The Railroad Barber at 409 Troy Avenue is one of two new small businesses to open along the otherwise retail-starved corridor. Aronow officially opened his doors on April 7 and by the week ahead of Passover, the 23-year-old had to turn customers away.
“I had to turn 30 to 40 people away,” Aronow said.
The trained barber moved to Crown Heights at age 9 from Postville, IA, home of the now-bankrupt kosher slaughterhouse and meatpacking plant of Sholom Rubashkin, Agriprocessors. By age 16, Aronow was already cutting hair at his Yeshiva to earn extra money.
“I started cutting hair because my parents couldn’t give me an allowance,” he said, noting he’s one of 8 children.
After four months at the American Barber Institute, when he turned 21, Aronow snagged his first job at a Brooklyn barbershop.
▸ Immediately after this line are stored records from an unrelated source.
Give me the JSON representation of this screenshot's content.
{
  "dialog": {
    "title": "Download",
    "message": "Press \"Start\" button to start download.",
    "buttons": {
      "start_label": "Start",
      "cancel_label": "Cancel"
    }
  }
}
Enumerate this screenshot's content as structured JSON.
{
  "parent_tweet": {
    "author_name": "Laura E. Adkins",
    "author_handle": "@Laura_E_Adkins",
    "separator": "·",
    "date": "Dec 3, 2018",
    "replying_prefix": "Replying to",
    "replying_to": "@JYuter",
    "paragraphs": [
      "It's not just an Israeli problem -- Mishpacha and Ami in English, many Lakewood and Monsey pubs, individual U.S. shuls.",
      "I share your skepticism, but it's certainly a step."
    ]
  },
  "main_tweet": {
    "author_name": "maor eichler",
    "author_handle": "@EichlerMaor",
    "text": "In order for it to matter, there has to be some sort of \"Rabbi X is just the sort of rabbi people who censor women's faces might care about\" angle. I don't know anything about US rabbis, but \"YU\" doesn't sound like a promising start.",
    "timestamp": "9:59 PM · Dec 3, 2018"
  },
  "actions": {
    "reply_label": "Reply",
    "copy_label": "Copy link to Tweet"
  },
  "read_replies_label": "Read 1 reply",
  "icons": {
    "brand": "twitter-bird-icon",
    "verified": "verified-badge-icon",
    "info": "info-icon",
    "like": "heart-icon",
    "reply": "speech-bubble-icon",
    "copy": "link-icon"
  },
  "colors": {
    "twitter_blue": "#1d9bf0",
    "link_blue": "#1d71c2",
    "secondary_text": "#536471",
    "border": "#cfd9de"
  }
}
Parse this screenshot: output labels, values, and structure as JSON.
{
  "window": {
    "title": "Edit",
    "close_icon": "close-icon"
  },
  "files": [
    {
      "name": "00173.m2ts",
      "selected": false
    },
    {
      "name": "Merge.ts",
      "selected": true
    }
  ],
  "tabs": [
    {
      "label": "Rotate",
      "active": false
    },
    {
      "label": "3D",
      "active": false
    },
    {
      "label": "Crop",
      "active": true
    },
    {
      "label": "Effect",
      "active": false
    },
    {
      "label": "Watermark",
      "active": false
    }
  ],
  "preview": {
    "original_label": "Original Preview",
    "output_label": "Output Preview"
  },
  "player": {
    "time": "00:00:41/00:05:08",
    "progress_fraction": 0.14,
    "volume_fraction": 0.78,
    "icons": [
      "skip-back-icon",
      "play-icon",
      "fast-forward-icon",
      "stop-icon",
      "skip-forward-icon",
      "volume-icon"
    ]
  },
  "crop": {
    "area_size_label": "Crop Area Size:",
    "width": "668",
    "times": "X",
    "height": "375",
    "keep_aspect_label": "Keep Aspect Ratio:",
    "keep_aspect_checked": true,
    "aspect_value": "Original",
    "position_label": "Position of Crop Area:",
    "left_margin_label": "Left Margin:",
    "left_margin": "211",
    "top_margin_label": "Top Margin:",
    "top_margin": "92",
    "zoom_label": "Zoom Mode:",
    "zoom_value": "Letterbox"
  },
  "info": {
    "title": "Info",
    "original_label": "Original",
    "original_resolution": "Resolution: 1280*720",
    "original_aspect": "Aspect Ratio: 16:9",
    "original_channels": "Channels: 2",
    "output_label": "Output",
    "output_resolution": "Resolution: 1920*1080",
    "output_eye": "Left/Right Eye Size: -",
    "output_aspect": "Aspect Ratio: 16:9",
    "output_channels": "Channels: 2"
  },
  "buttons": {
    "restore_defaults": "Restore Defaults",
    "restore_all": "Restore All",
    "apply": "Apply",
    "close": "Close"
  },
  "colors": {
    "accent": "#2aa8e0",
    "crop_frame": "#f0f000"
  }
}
But after a year, he took his barber skills on the road before going into business for himself.
Every nook of the 470 sq, ft. space has been carefully planned out. Aronow, and his mother drove seven hours each way to pick up two yellow, suede armchairs from Yorktown, VA. The vintage-like barber chairs were an eBay grab, and all of it ties into the large vintage entry door he scored for free.
“I wanted this place to feel like your grandmother’s living room,” he said. “You always feel at home there.”
Prices start at $20 and can go as high as $60 for children and adults. Each adult patron receives a hot towel, a razor neck shave, a complimentary beer and water.
“We’re trying to put that man back in gentleman,” he said. “I just want people to walk out and feel amazing.”
While Aronow knows how to curl and gel payot (the Hebrew word for sidelocks) he says he’s versed in cutting African- and Asian-American hair as well.
“I find it really cool that I can associate myself with many other cultures and not just what I grew up with,” he said.
There are three work stations and the master barber is currently looking to fill two vacancies with commission-based salary. He didn’t hesitate when asked if he’s open to hiring non-Jewish barbers.
“I want to create a place that’s diverse,” Aronow said. “If you go back in time, the barbershop is a community center. People come here to unwind and relax.”